Sheng Hua (born in 1953) was appraised as the first wave of Chinese National Experts with Outstanding Contributions in 1986. Other titles include: Incumbent Executive Vice President of China Overseas Chinese Merchants Federation; Vice Chairman of Beijing Overseas Chinese Federation; Vice President of China Economic System Reform Research Association; Senior Professor of Humanities and Social Sciences of Southeast University; Dean of National Development and Policy Research Institute of Southeast University; Economic Management of Southeast University Honorary Dean of the College; Professor of Dong Fuzhen Institute of Economic and Social Development of Wuhan University; Director of Academic Committee; Member of the Expert Advisory Committee of the Leading Group of the State Council on Deepening the Reform of the Medical and Health System.
Professor Hua is one of the main proposers and promoters of three important reforms (dual price system, state-owned asset system, and split share structure reform) that affect China's economic reform process. In September 1984, at the first National Conference on Youth Economic Work, he was introduced to fame by the State Council for proposing the idea of a double-track price reform with his peers. In mid-1985, a research team led by Professor Hua innovatively proposed the establishment of the State-owned Assets Management Bureau, the establishment of a state-owned asset management system, the recruitment of corporate managers and the implementation of the asset management responsibility system reform plan. After reporting to the State Council, the proposal was organized throughout the country as a pilot project, which lead to the establishment of China's first state-owned asset management bureau in 1988. In February 1998, he first raised the issue of the reforming A-share market inclusion rights and the split of shares, arguing that the Chinese stock market needs to rectify system deficiencies, redefine property rights and use non-tradable shares to restore non-tradable shares as soon as possible. In 2005, the central government successfully initiated a shareholding reform. He is widely regarded as one of the most influential economists in the Chinese stock market and has repeatedly sent signals before the stock market turning at the peak or bottom.

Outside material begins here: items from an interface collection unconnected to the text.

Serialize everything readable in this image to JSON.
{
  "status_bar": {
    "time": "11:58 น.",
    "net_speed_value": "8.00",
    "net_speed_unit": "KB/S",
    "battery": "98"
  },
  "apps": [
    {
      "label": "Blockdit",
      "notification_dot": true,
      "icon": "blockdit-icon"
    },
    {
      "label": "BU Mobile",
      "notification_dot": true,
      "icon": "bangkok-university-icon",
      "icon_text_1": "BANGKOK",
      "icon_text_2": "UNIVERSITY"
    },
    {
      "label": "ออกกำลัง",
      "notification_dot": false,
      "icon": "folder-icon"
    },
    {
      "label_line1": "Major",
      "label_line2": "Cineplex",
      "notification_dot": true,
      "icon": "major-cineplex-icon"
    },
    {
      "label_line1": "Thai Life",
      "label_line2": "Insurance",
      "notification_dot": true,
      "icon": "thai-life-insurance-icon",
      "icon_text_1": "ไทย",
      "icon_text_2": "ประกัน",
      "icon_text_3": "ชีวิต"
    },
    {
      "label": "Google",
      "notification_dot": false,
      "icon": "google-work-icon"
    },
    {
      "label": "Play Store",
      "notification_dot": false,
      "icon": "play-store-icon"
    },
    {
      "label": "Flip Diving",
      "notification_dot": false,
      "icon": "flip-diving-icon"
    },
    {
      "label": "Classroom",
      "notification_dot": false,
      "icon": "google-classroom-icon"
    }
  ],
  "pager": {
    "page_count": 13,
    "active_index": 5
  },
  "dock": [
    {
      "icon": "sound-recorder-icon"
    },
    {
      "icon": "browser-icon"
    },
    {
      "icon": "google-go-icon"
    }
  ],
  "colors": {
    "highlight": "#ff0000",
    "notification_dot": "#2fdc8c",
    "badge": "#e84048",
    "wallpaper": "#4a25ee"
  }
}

In 2008, Professor Watson and his long-term collaborators published a long article again in commemoration of China’s 30 years of reform and opening up, arguing that China ’s institutional reforms in the next 30 years have gradually changed from economic reforms to social and political reforms. The implementation of the national action plan for therural to urban migration has become the central link from economic reform to social reform.
Professor Hua has won the Sun Yefang Economics Award, the first prize of excellent papers of the central state organs, and the China Economic Theory Innovation Award in 2011. In recent years, he has published several monographs including China’s Reform: What Has Been Done Right and What Has Not, The False and True Problems of the Chinese Stock Market, and The Trap of Urbanization Transformation and Land.
After the famous Vanke versus Baoneng Controversy in 2016, he serially published articles Why I do not Support the Opinions of Major Shareholders and Vanke Model: The Controversy of Control and Corporate Governance. The articles gave us a detailed description of the causes and effect of the Vanke dispute, provided unique insights and suggestions on the reform of state-owned enterprises and the governance of listed companies, made a comparative analysis of the corporate governance situation in mainland China and other countries and regions, and proposed suggestions to improve on China’s system design of listed company governance and securities market norms. The core of the debate ultimately comes down to the corporate governance structure and the institutional construction of capital market norms
In 2020, at a crisis time when the Covid-19 pandemic was raging around the world, Professor Hua released a series of analytical articles on China’s epidemic prevention process. Those articles insists on using logic as the guideline, taking the law as the criterion, and using facts as the basis to review the entire process of this extremely difficult, tragic and tenacious war of the epidemic prevention and control in China.